Thursday at the Loft: Writers in Conversation: On Craft, with Melissa Febos. Her first memoir, “Whip Smart: The True Story of a Secret Life,” chronicles her four years as a professional dominatrix in New York City, a job she took to pay her way through college. Her second, “Abandon Me,” covers her love affair with a controlling married woman and her complex family background and ethnic heritage. 7 p.m. in the Performance Hall at Open Book. FMI and tickets ($15/10).
Thursday at the Fitzgerald: National Geographic Live! Chasing Rivers with filmmaker Pete McBride. Named a “freshwater hero” by National Geographic for his work photographing and filming great rivers, McBride will take us down the Colorado (featured in his award-winning film, “Chasing Water”) and the Ganges. The Colorado, which provides water for 30 million people, is running dry from overuse and rarely reaches the sea. The Ganges, revered as a god, is horribly polluted. Doors at 6 p.m., show at 7. FMI and tickets ($15-45).
Friday at Bethel University: Orphei Drängar Choir. In town for the big American Choral Directors Association (ACDA) annual conference, the 80-voice men’s choir from Uppsala, Sweden, will give its only public performance here in Bethel’s Benson Great Hall. Young, light voices blend with older, seasoned ones in a program of songs featuring Swedish mezzo-soprano Katija Dragojevics. The choir’s former conductor, Robert Sund, will return to America to lead the concert. Formed in 1853, Orphei Drängar has sung in the world’s great concert halls, stone quarries and paper mills; other guest artists have included Anne Sofie von Otter. 7:30 p.m. FMI and tickets ($20/10). If you don’t want to log in, call the Bethel box office at 651-638-6333.

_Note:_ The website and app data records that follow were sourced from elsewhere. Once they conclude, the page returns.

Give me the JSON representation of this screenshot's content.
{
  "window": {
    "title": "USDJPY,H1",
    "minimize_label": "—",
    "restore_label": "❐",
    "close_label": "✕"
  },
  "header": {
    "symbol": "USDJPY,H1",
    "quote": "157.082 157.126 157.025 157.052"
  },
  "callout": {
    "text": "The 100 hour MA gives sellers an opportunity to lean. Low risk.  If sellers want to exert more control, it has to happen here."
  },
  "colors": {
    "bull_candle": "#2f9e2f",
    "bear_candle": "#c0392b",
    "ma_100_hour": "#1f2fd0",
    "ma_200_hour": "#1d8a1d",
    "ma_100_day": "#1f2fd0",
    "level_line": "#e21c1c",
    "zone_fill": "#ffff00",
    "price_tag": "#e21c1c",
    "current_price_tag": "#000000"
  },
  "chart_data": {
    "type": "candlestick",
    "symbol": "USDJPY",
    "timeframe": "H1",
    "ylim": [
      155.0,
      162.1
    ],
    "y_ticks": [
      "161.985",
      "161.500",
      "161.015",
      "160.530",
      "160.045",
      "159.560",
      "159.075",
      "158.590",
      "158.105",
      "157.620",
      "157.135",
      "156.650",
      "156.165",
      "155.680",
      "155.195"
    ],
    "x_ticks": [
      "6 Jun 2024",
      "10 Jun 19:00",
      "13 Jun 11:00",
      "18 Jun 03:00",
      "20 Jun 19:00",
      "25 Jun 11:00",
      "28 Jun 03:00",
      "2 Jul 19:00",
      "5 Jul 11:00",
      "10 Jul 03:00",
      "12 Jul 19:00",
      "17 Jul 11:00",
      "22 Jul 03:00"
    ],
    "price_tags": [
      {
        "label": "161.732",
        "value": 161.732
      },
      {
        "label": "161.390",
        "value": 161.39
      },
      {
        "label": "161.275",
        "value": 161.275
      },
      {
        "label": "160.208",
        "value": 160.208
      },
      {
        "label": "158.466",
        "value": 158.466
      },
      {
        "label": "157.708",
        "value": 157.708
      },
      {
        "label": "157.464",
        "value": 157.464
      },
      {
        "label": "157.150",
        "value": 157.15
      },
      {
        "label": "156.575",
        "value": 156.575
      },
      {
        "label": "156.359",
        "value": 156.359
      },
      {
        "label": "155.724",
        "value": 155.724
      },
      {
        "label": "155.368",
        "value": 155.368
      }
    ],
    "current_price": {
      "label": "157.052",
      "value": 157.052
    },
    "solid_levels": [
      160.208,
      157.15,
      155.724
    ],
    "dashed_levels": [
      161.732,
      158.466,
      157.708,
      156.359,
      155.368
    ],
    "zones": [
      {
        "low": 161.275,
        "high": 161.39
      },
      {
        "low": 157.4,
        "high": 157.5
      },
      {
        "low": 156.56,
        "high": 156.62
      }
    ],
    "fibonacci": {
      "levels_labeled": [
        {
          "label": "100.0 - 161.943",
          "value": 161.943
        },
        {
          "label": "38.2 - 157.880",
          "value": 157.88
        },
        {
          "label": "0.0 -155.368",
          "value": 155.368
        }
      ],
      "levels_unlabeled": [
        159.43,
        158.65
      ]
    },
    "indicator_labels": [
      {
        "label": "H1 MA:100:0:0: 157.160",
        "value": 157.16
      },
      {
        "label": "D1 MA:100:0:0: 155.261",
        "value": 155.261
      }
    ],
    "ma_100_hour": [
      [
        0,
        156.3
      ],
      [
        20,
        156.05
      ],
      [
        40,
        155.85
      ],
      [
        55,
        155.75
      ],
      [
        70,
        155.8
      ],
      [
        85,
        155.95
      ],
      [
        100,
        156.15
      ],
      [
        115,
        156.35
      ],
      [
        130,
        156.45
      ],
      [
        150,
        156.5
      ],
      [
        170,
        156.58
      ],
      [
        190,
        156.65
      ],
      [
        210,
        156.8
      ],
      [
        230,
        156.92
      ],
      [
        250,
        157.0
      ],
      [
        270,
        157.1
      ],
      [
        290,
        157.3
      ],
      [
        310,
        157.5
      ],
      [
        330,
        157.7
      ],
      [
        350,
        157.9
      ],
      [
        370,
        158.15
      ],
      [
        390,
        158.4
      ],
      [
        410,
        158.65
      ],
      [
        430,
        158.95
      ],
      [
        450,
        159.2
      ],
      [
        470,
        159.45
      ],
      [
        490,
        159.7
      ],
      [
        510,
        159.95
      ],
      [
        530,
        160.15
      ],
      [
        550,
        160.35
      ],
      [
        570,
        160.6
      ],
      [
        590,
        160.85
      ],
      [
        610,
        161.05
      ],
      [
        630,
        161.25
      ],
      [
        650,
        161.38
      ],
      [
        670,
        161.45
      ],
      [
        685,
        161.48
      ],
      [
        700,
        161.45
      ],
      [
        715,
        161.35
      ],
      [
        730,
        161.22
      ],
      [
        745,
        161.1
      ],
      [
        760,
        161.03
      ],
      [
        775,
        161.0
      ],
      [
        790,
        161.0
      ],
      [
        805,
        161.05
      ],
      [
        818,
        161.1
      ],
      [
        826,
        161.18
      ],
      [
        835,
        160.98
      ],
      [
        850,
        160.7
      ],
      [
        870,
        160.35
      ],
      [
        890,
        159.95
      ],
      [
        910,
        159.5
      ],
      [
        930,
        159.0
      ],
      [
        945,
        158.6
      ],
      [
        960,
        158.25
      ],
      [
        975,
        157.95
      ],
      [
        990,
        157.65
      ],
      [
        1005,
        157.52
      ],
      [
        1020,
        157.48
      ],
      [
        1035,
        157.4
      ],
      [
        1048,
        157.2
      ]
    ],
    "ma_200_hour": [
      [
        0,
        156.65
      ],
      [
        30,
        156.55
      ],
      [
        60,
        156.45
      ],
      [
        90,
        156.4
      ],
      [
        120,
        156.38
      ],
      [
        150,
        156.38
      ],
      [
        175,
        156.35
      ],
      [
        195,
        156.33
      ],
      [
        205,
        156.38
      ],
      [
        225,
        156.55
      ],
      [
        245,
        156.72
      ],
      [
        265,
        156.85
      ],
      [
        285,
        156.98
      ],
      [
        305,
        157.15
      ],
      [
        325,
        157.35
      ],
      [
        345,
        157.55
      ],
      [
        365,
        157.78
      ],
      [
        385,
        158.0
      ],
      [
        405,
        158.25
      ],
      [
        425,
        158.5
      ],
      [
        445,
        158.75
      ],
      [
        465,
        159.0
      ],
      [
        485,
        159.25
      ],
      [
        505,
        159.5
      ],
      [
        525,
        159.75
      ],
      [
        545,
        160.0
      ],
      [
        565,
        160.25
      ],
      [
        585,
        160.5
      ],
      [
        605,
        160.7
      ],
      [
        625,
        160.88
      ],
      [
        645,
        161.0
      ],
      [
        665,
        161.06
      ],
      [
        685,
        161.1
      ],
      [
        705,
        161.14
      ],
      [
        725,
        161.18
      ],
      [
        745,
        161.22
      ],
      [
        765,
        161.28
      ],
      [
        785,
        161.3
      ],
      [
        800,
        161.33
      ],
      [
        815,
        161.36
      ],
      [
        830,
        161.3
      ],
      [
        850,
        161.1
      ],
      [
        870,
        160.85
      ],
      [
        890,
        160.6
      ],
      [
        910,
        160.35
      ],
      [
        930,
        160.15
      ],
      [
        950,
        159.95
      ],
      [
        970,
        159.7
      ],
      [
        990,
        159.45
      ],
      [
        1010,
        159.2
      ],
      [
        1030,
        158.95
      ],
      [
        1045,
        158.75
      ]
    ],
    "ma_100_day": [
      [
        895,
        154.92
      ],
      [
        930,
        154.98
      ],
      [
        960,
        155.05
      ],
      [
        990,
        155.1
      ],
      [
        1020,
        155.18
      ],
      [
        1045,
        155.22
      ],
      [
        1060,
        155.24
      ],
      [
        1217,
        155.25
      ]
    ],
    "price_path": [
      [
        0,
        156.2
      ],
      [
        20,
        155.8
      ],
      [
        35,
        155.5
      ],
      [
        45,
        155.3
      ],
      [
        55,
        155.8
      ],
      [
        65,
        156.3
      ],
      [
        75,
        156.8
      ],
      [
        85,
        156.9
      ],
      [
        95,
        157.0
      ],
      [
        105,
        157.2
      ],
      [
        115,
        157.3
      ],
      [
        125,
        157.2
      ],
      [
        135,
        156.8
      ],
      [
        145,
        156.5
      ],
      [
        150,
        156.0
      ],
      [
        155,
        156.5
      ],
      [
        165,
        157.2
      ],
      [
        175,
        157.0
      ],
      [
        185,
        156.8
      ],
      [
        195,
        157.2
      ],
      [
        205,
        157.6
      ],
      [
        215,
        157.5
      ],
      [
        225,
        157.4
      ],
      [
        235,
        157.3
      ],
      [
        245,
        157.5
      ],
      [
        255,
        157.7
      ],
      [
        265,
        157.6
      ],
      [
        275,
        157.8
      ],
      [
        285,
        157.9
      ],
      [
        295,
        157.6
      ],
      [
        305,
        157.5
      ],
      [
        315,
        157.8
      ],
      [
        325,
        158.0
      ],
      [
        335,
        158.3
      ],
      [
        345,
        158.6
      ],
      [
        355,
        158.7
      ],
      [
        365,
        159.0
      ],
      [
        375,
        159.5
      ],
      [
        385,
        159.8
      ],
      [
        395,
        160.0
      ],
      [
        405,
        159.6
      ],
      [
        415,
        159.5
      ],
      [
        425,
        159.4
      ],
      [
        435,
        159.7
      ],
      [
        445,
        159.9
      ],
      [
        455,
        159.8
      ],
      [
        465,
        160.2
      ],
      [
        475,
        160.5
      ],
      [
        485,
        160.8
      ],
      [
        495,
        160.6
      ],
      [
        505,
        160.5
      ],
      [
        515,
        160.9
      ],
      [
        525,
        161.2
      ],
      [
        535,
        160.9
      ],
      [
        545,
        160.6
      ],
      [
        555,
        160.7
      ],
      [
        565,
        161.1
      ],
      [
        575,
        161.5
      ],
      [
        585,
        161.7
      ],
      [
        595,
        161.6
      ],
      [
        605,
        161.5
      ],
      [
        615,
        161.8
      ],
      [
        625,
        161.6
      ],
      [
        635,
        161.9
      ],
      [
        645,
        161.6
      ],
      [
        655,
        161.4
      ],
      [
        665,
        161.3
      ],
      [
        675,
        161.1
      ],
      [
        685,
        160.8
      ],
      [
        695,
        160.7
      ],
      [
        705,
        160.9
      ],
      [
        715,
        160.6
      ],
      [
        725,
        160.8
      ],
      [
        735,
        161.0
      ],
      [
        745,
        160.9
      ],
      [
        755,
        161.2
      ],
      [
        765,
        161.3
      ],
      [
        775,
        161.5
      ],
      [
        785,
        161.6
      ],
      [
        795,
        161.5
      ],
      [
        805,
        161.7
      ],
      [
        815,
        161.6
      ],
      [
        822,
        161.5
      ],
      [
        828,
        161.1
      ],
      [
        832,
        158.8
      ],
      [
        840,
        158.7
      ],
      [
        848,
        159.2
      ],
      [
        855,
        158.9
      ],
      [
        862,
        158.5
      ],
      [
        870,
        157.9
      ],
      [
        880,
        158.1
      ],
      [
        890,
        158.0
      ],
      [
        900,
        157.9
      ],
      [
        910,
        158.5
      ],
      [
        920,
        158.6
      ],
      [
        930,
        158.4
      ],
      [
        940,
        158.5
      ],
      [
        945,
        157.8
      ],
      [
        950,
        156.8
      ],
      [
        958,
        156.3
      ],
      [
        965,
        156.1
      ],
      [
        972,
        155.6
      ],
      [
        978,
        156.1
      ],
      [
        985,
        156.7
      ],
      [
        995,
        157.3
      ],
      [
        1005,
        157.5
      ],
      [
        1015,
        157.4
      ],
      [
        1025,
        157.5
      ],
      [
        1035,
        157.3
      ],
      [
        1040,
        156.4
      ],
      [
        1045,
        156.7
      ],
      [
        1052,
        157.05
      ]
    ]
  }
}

Inspired by the Hagia Sophia in Istanbul, built in 1910 and listed on the National Register of Historic Places, the Memorial Chapel at Lakewood Cemetery is a treasure in our midst. Inside the 65-foot-high dome, ringed with stained glass windows, are more than 10 million mosaic tiles: marble, colored stone, and glass fused with gold and silver. Downstairs are four crematories, two dating from 1910. The Chapel was designed by Minneapolis architect Harry Wild Jones, the interior by New York designer Charles Lamb. Lakewood is offering free guided tours on Sunday, March 19, from noon – 4 p.m. Tickets are free but space is limited.